While Hastert has pleaded guilty to a financial violation, prosecutors said, “the actions at the core of this case took place not on the defendant’s national public stage but in his private one-on-one encounters in an empty locker room and a motel room with minors that violated the special trust between those young boys and their coach.”
For the first time, government lawyers said Hastert made payments to a man who was sexually abused at age 14 by Hastert when he was the boy’s wrestling coach.
Prosecutors said the abuse also involved “other minors,” and included touching their genitals or engaging in oral sex.
Hastert pleaded guilty in October to structuring withdrawals of money from his account in order to evade bank reporting laws. The money was to compensate a person referred to in court documents as “Individual A,” and that person is still unnamed in Friday’s filing.
A sixth-month sentence is the maximum allowed under federal guidelines for the banking violation.
Prosecutors said Friday that Hastert’s lawyers at first claimed he was the victim of an extortion plot by Individual A, “a former Yorkville High School student and wrestler” who they said falsely claimed that Hastert touched him inappropriately during a wrestling trip decades ago.
But FBI agents later interviewed the man, who told them he met Hastert through his family members. When Hastert was his wrestling coach, he said, they ended up in the same motel room at a wrestling camp. Hastert, he said, touched him in an inappropriate way.
In 2010, the FBI said, the man thought about confronting Hastert, met with him, and asked why he had done it. Hastert said “it was a confusing and difficult time in his life. Individual A asked how many other kids defendant molested. Defendant said there were only two,” according to the Friday filing.
Shortly after that meeting, prosecutors said, the man demanded that Hastert pay him $3.5 million “for what defendant had done to him.”

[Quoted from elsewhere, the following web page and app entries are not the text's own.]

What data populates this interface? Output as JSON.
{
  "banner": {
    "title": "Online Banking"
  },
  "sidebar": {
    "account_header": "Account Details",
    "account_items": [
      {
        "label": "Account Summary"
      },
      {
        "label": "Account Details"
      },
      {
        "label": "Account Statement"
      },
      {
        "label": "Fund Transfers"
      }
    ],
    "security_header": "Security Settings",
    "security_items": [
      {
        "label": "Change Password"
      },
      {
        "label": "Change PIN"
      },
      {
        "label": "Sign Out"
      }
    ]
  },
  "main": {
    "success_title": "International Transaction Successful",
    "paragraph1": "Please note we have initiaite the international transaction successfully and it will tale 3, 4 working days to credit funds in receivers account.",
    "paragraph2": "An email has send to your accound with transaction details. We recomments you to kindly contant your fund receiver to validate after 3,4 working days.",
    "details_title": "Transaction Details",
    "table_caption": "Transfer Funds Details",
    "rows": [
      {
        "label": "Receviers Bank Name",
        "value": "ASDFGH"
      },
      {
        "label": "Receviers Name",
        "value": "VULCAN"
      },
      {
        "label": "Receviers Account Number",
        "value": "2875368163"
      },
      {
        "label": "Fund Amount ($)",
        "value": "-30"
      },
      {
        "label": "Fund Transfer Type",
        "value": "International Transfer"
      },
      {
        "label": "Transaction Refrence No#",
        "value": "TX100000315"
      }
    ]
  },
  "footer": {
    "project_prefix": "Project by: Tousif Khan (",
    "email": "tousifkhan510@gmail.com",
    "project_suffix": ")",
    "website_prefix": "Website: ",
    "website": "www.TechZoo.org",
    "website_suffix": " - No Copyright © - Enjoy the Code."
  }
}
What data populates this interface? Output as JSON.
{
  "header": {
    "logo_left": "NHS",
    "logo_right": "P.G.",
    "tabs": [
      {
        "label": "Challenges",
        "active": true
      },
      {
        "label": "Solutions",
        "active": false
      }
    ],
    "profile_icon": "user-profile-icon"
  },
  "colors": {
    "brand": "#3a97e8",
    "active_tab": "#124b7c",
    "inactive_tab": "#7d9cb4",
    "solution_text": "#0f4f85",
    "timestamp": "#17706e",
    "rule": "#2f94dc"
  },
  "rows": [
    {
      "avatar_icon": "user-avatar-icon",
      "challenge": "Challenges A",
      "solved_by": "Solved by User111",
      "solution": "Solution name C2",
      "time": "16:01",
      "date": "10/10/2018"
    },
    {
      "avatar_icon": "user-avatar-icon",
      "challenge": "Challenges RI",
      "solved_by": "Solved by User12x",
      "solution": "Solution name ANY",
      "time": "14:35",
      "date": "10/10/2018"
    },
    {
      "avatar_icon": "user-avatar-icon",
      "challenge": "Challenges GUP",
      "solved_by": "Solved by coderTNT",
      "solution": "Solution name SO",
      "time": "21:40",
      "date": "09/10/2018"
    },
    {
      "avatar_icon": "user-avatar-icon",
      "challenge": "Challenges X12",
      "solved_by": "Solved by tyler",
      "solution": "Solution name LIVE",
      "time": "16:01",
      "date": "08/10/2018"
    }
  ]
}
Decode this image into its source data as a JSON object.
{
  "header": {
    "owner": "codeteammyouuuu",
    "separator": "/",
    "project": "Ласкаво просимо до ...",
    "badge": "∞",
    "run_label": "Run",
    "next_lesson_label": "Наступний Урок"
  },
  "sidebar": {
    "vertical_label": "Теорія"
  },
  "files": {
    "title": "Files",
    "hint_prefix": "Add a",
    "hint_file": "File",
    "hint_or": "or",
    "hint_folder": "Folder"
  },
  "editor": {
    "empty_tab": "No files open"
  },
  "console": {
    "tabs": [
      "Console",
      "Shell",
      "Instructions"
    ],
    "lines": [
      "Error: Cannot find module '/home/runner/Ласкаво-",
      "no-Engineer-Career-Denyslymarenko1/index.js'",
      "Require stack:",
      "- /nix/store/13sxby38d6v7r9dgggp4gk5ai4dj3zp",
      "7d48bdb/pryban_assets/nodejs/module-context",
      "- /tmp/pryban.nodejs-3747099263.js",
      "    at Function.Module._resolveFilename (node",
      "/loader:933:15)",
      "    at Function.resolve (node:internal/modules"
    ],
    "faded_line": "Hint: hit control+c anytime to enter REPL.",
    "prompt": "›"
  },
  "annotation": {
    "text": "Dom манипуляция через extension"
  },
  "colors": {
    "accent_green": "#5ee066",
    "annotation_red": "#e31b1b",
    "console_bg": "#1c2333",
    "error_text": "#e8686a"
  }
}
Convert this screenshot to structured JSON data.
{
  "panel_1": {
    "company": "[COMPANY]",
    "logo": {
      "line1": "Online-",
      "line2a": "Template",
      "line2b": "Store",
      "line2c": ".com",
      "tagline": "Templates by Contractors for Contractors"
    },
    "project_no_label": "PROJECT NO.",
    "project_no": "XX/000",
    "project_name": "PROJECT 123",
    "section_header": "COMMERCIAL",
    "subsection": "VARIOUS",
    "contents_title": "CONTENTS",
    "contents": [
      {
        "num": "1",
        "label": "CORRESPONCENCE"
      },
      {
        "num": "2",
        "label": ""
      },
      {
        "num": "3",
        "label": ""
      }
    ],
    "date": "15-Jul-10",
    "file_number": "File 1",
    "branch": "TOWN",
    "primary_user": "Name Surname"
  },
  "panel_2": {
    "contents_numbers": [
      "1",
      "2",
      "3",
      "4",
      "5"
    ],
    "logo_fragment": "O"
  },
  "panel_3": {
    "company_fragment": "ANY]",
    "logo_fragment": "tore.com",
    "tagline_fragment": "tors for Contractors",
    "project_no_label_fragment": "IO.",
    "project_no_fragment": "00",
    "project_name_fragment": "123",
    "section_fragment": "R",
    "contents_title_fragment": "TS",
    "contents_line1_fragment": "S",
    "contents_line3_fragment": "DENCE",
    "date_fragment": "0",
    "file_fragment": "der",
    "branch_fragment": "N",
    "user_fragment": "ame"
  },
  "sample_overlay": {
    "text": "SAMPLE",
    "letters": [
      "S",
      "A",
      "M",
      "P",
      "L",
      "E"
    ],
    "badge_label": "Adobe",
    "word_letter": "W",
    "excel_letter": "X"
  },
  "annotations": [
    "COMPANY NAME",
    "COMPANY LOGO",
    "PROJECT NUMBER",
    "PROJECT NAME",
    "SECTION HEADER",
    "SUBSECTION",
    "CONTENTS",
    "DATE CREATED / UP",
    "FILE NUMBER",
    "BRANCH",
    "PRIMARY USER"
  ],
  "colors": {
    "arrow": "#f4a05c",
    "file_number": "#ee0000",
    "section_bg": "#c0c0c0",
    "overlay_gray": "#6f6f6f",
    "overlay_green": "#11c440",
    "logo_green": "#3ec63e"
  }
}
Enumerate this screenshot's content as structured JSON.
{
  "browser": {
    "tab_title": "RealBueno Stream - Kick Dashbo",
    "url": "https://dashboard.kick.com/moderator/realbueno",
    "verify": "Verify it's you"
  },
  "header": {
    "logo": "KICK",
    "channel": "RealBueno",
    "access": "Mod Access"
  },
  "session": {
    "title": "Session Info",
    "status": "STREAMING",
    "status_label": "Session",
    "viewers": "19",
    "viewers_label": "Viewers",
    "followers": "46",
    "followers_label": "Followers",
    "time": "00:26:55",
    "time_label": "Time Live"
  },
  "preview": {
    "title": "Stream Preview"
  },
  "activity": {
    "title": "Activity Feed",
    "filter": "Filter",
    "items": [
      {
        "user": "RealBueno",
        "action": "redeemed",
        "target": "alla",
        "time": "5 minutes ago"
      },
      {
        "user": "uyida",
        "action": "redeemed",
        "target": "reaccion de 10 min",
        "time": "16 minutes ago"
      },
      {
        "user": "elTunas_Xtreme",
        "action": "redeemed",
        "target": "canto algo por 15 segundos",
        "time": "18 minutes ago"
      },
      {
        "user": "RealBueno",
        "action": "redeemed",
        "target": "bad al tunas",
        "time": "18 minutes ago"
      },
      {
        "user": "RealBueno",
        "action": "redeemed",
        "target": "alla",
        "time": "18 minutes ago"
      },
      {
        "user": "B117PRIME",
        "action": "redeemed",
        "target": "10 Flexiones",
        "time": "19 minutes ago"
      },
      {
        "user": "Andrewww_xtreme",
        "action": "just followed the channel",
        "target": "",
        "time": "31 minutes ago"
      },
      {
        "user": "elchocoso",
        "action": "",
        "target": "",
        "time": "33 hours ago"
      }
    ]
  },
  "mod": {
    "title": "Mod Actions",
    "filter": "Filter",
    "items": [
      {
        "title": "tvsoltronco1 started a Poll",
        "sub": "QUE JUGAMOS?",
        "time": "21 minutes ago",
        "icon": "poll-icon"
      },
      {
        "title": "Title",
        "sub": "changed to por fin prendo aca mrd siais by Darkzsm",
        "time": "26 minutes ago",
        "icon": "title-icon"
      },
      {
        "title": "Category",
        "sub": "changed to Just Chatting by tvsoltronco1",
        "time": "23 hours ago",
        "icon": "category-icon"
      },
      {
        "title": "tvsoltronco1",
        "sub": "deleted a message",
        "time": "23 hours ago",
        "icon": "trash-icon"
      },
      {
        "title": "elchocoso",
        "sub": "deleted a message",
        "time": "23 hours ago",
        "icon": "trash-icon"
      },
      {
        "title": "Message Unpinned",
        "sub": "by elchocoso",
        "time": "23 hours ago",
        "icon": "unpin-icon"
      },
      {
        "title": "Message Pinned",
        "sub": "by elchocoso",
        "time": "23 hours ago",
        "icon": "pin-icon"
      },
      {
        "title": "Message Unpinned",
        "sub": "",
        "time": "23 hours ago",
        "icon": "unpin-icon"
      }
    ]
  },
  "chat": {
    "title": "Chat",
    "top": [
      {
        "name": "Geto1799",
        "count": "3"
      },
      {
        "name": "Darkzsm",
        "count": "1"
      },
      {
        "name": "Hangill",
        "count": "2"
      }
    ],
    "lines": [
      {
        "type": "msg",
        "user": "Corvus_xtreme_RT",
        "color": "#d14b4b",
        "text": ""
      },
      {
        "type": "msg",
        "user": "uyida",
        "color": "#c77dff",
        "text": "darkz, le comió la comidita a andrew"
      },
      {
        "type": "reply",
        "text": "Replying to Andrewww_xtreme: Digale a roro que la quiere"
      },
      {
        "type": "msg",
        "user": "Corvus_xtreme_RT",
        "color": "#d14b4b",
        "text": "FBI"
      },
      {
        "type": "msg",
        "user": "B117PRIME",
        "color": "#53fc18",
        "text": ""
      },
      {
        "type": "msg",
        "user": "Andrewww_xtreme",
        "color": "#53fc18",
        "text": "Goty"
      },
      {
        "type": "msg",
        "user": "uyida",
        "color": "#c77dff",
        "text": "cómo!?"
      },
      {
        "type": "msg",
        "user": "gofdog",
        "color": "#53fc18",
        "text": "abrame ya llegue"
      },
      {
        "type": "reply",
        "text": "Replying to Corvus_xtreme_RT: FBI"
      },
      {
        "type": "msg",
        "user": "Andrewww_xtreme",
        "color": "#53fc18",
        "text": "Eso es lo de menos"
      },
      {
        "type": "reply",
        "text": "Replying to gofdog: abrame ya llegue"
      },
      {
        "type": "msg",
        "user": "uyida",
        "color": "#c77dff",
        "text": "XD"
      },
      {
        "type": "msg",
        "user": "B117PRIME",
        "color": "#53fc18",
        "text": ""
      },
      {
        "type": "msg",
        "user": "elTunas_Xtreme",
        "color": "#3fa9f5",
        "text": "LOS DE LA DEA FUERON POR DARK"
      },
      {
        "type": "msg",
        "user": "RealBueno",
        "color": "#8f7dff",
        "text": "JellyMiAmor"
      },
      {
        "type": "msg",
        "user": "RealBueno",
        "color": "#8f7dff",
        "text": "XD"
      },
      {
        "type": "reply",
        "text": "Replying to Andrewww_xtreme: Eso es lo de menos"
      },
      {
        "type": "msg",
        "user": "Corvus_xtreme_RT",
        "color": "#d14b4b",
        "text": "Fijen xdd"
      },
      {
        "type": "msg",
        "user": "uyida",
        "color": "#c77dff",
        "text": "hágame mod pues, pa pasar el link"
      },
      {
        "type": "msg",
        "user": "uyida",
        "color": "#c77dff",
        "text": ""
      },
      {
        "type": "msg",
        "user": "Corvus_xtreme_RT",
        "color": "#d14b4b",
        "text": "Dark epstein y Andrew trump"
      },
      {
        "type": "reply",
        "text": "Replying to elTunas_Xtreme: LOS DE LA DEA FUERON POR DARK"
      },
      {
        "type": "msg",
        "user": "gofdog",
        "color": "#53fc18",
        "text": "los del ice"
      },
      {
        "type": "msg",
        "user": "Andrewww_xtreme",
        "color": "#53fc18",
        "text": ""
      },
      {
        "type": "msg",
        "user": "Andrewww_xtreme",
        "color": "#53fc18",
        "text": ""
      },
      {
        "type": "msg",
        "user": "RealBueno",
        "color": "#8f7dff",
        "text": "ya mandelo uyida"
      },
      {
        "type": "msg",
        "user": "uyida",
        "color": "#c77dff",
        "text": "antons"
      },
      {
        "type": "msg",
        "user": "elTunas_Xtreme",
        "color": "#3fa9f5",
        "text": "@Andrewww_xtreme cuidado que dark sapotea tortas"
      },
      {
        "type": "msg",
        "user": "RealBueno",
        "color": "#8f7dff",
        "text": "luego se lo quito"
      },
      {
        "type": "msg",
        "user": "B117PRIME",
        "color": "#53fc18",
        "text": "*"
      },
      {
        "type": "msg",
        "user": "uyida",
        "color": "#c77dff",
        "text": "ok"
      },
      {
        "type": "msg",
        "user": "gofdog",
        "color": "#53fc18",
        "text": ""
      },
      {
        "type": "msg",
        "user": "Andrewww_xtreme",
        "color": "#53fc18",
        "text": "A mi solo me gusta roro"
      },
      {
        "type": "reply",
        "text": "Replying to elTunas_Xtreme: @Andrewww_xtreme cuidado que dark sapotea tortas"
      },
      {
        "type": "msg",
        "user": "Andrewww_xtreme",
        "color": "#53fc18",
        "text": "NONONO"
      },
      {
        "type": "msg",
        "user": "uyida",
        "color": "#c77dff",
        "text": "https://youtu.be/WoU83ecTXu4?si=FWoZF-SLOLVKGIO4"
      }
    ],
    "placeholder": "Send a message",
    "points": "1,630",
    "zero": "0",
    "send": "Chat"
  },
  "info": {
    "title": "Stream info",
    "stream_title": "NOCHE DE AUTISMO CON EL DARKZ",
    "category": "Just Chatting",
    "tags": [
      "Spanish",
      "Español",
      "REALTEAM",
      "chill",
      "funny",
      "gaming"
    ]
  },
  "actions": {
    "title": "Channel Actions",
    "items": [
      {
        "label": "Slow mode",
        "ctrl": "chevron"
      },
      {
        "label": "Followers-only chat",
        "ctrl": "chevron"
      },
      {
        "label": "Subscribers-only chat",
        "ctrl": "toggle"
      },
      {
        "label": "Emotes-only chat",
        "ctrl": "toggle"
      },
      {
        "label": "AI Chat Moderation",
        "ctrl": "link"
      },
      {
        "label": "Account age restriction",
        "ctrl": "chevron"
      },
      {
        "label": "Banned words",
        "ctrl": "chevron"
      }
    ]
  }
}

The court documents say Hastert sexually abused four wrestlers, including Stephen Reinboldt, whose sister has publicly said he told her about it before he died.
As for Hastert’s decision to enter public life, prosecutors said his “history and characteristics are marred by stunning hypocrisy.”
Though he claimed after achieving a successful career that a coach should never strip away another person’s dignity, “that is exactly what defendant did to his victims. He made them feel alone, ashamed, guilty, and devoid of dignity.”
While he was admired for his success in politics, “these boys struggled, and are all still struggling now.”
Hastert’s lawyers said Wednesday the appropriate punishment is probation, given his declining health and the personal toll the scandal has taken on him.
Hastert is profoundly sorry for his “mistakes in judgment and his transgressions,” and the judge should consider the entirety of his career, “including the fact that he reshaped his life many years ago,” they said.
In addition to suffering humiliation and isolation, Hastert’s lawyers said, he has a rare blood infection that required hospitalization for two months, during which he nearly died.
“Mr. Hastert continues to need assistance with all major activities of daily living except for feeding himself — he needs assistance getting out of bed, toileting, bathing and dressing.”
Hastert’s sentencing, delayed because of his health problems, is now scheduled for April 27.